_EXERCISE_
Repeat all entries word for word; skip images.

Records excerpted from a collection
- Opening Delimiter -

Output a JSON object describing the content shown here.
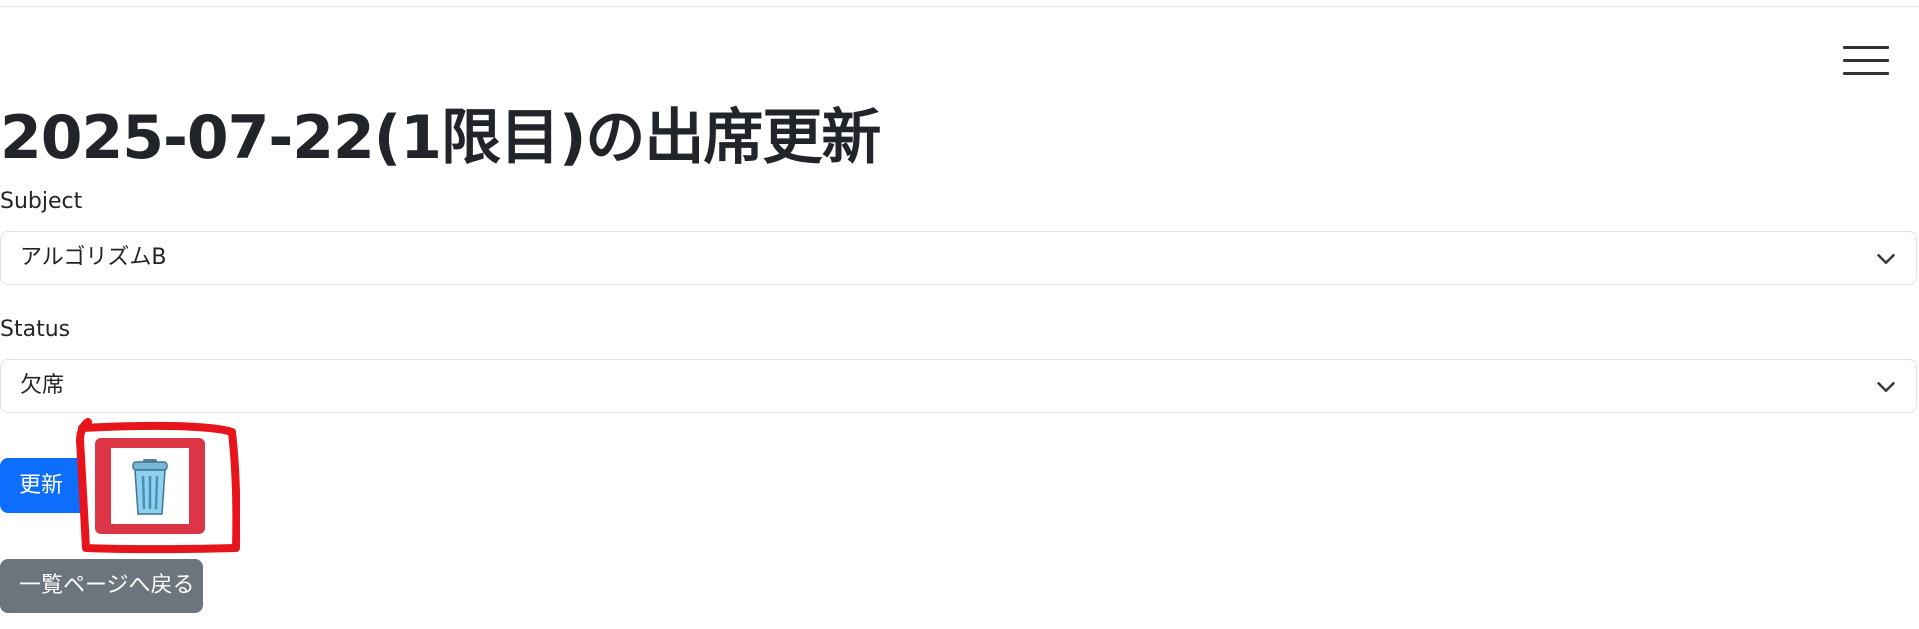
{
  "page": {
    "title": "2025-07-22(1限目)の出席更新"
  },
  "form": {
    "subject": {
      "label": "Subject",
      "selected": "アルゴリズムB"
    },
    "status": {
      "label": "Status",
      "selected": "欠席"
    }
  },
  "buttons": {
    "update_label": "更新",
    "delete_icon": "trash-can-icon",
    "back_label": "一覧ページへ戻る"
  },
  "icons": {
    "menu": "hamburger-menu-icon",
    "dropdown": "chevron-down-icon"
  },
  "colors": {
    "primary": "#0d6efd",
    "danger": "#dc3545",
    "secondary": "#6c757d",
    "annotation": "#e8141c"
  }
}
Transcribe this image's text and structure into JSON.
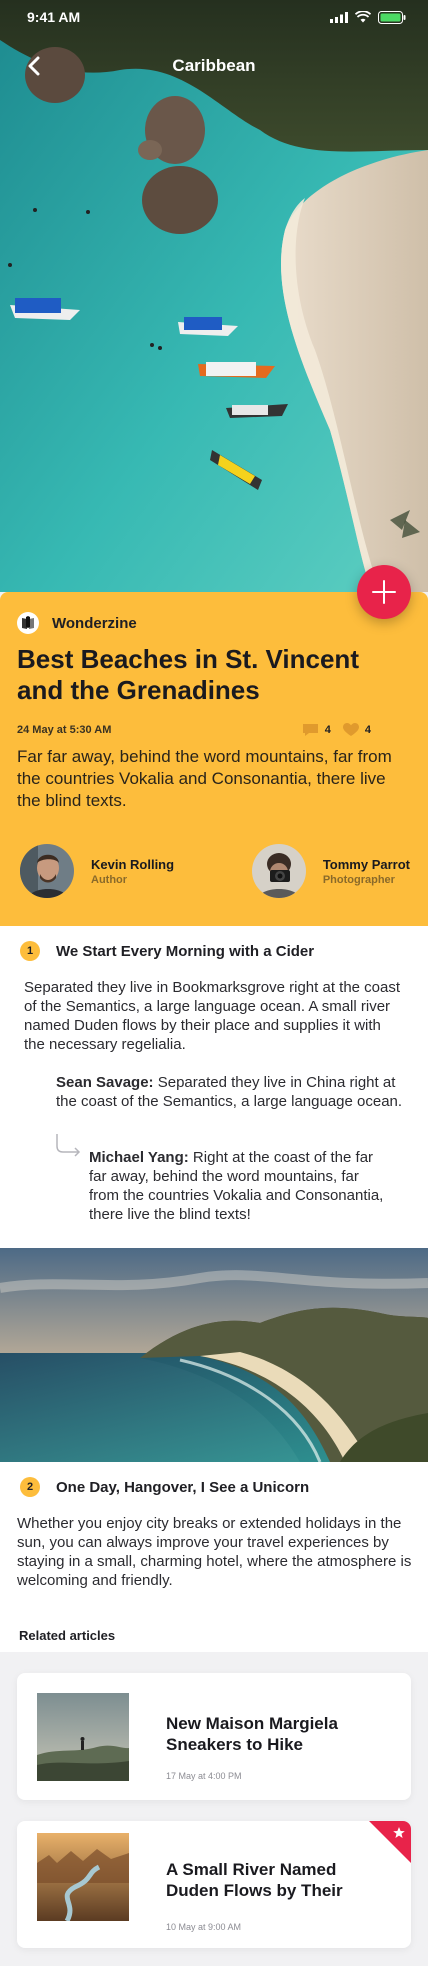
{
  "status": {
    "time": "9:41 AM"
  },
  "nav": {
    "title": "Caribbean"
  },
  "brand": {
    "name": "Wonderzine"
  },
  "article": {
    "headline": "Best Beaches in St. Vincent and the Grenadines",
    "date": "24 May at 5:30 AM",
    "comments": "4",
    "likes": "4",
    "lead": "Far far away, behind the word mountains, far from the countries Vokalia and Consonantia, there live the blind texts."
  },
  "people": [
    {
      "name": "Kevin Rolling",
      "role": "Author"
    },
    {
      "name": "Tommy Parrot",
      "role": "Photographer"
    }
  ],
  "sections": [
    {
      "number": "1",
      "title": "We Start Every Morning with a Cider",
      "text": "Separated they live in Bookmarksgrove right at the coast of the Semantics, a large language ocean. A small river named Duden flows by their place and supplies it with the necessary regelialia."
    },
    {
      "number": "2",
      "title": "One Day, Hangover, I See a Unicorn",
      "text": "Whether you enjoy city breaks or extended holidays in the sun, you can always improve your travel experiences by staying in a small, charming hotel, where the atmosphere is welcoming and friendly."
    }
  ],
  "comments": [
    {
      "author": "Sean Savage:",
      "text": " Separated they live in China right at the coast of the Semantics, a large language ocean."
    },
    {
      "author": "Michael Yang:",
      "text": " Right at the coast of the far far away, behind the word mountains, far from the countries Vokalia and Consonantia, there live the blind texts!"
    }
  ],
  "related": {
    "label": "Related articles",
    "items": [
      {
        "title": "New Maison Margiela Sneakers to Hike",
        "date": "17 May at 4:00 PM",
        "bookmarked": false
      },
      {
        "title": "A Small River Named Duden Flows by Their",
        "date": "10 May at 9:00 AM",
        "bookmarked": true
      }
    ]
  },
  "colors": {
    "accent": "#fdbd3c",
    "fab": "#e8234a",
    "bookmark": "#e8234a"
  },
  "icons": [
    "back-chevron-icon",
    "plus-icon",
    "comment-icon",
    "heart-icon",
    "reply-arrow-icon",
    "star-icon",
    "signal-icon",
    "wifi-icon",
    "battery-icon"
  ]
}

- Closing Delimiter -

_EXPECTED ANSWER_
Output a JSON object describing the content shown here.
{
  "page": {
    "title": "2025-07-22(1限目)の出席更新"
  },
  "form": {
    "subject": {
      "label": "Subject",
      "selected": "アルゴリズムB"
    },
    "status": {
      "label": "Status",
      "selected": "欠席"
    }
  },
  "buttons": {
    "update_label": "更新",
    "delete_icon": "trash-can-icon",
    "back_label": "一覧ページへ戻る"
  },
  "icons": {
    "menu": "hamburger-menu-icon",
    "dropdown": "chevron-down-icon"
  },
  "colors": {
    "primary": "#0d6efd",
    "danger": "#dc3545",
    "secondary": "#6c757d",
    "annotation": "#e8141c"
  }
}
Transcribe this image's text and structure into JSON.
{
  "status": {
    "time": "9:41 AM"
  },
  "nav": {
    "title": "Caribbean"
  },
  "brand": {
    "name": "Wonderzine"
  },
  "article": {
    "headline": "Best Beaches in St. Vincent and the Grenadines",
    "date": "24 May at 5:30 AM",
    "comments": "4",
    "likes": "4",
    "lead": "Far far away, behind the word mountains, far from the countries Vokalia and Consonantia, there live the blind texts."
  },
  "people": [
    {
      "name": "Kevin Rolling",
      "role": "Author"
    },
    {
      "name": "Tommy Parrot",
      "role": "Photographer"
    }
  ],
  "sections": [
    {
      "number": "1",
      "title": "We Start Every Morning with a Cider",
      "text": "Separated they live in Bookmarksgrove right at the coast of the Semantics, a large language ocean. A small river named Duden flows by their place and supplies it with the necessary regelialia."
    },
    {
      "number": "2",
      "title": "One Day, Hangover, I See a Unicorn",
      "text": "Whether you enjoy city breaks or extended holidays in the sun, you can always improve your travel experiences by staying in a small, charming hotel, where the atmosphere is welcoming and friendly."
    }
  ],
  "comments": [
    {
      "author": "Sean Savage:",
      "text": " Separated they live in China right at the coast of the Semantics, a large language ocean."
    },
    {
      "author": "Michael Yang:",
      "text": " Right at the coast of the far far away, behind the word mountains, far from the countries Vokalia and Consonantia, there live the blind texts!"
    }
  ],
  "related": {
    "label": "Related articles",
    "items": [
      {
        "title": "New Maison Margiela Sneakers to Hike",
        "date": "17 May at 4:00 PM",
        "bookmarked": false
      },
      {
        "title": "A Small River Named Duden Flows by Their",
        "date": "10 May at 9:00 AM",
        "bookmarked": true
      }
    ]
  },
  "colors": {
    "accent": "#fdbd3c",
    "fab": "#e8234a",
    "bookmark": "#e8234a"
  },
  "icons": [
    "back-chevron-icon",
    "plus-icon",
    "comment-icon",
    "heart-icon",
    "reply-arrow-icon",
    "star-icon",
    "signal-icon",
    "wifi-icon",
    "battery-icon"
  ]
}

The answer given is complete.